Reproduce the entries exactly.

● Saved entries
________________________________________
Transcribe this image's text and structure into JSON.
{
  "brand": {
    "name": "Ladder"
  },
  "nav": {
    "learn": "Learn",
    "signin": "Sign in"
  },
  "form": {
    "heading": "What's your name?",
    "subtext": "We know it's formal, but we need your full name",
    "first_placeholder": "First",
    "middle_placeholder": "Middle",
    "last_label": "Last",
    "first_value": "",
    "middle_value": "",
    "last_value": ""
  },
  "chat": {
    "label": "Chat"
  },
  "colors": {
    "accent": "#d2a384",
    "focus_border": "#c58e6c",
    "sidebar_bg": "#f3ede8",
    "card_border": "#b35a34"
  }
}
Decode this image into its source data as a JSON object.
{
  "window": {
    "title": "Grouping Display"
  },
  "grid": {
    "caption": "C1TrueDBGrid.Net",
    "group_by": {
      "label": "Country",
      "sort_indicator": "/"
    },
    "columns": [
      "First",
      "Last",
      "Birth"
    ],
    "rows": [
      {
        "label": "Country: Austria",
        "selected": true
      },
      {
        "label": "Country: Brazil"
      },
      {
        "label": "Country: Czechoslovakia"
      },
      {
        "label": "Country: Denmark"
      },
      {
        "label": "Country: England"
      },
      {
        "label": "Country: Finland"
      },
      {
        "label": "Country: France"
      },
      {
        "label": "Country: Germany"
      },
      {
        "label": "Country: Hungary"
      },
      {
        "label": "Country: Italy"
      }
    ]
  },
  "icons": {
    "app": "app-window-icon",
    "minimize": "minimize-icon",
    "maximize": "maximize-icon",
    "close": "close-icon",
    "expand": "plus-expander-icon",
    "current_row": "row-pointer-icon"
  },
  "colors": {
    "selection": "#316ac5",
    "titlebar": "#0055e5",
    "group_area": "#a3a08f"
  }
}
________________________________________
● Answer area
Transcribe this image's text and structure into JSON.
{
  "brand": {
    "name": "Ladder"
  },
  "nav": {
    "learn": "Learn",
    "signin": "Sign in"
  },
  "form": {
    "heading": "What's your name?",
    "subtext": "We know it's formal, but we need your full name",
    "first_placeholder": "First",
    "middle_placeholder": "Middle",
    "last_label": "Last",
    "first_value": "",
    "middle_value": "",
    "last_value": ""
  },
  "chat": {
    "label": "Chat"
  },
  "colors": {
    "accent": "#d2a384",
    "focus_border": "#c58e6c",
    "sidebar_bg": "#f3ede8",
    "card_border": "#b35a34"
  }
}
Decode this image into its source data as a JSON object.
{
  "window": {
    "title": "Grouping Display"
  },
  "grid": {
    "caption": "C1TrueDBGrid.Net",
    "group_by": {
      "label": "Country",
      "sort_indicator": "/"
    },
    "columns": [
      "First",
      "Last",
      "Birth"
    ],
    "rows": [
      {
        "label": "Country: Austria",
        "selected": true
      },
      {
        "label": "Country: Brazil"
      },
      {
        "label": "Country: Czechoslovakia"
      },
      {
        "label": "Country: Denmark"
      },
      {
        "label": "Country: England"
      },
      {
        "label": "Country: Finland"
      },
      {
        "label": "Country: France"
      },
      {
        "label": "Country: Germany"
      },
      {
        "label": "Country: Hungary"
      },
      {
        "label": "Country: Italy"
      }
    ]
  },
  "icons": {
    "app": "app-window-icon",
    "minimize": "minimize-icon",
    "maximize": "maximize-icon",
    "close": "close-icon",
    "expand": "plus-expander-icon",
    "current_row": "row-pointer-icon"
  },
  "colors": {
    "selection": "#316ac5",
    "titlebar": "#0055e5",
    "group_area": "#a3a08f"
  }
}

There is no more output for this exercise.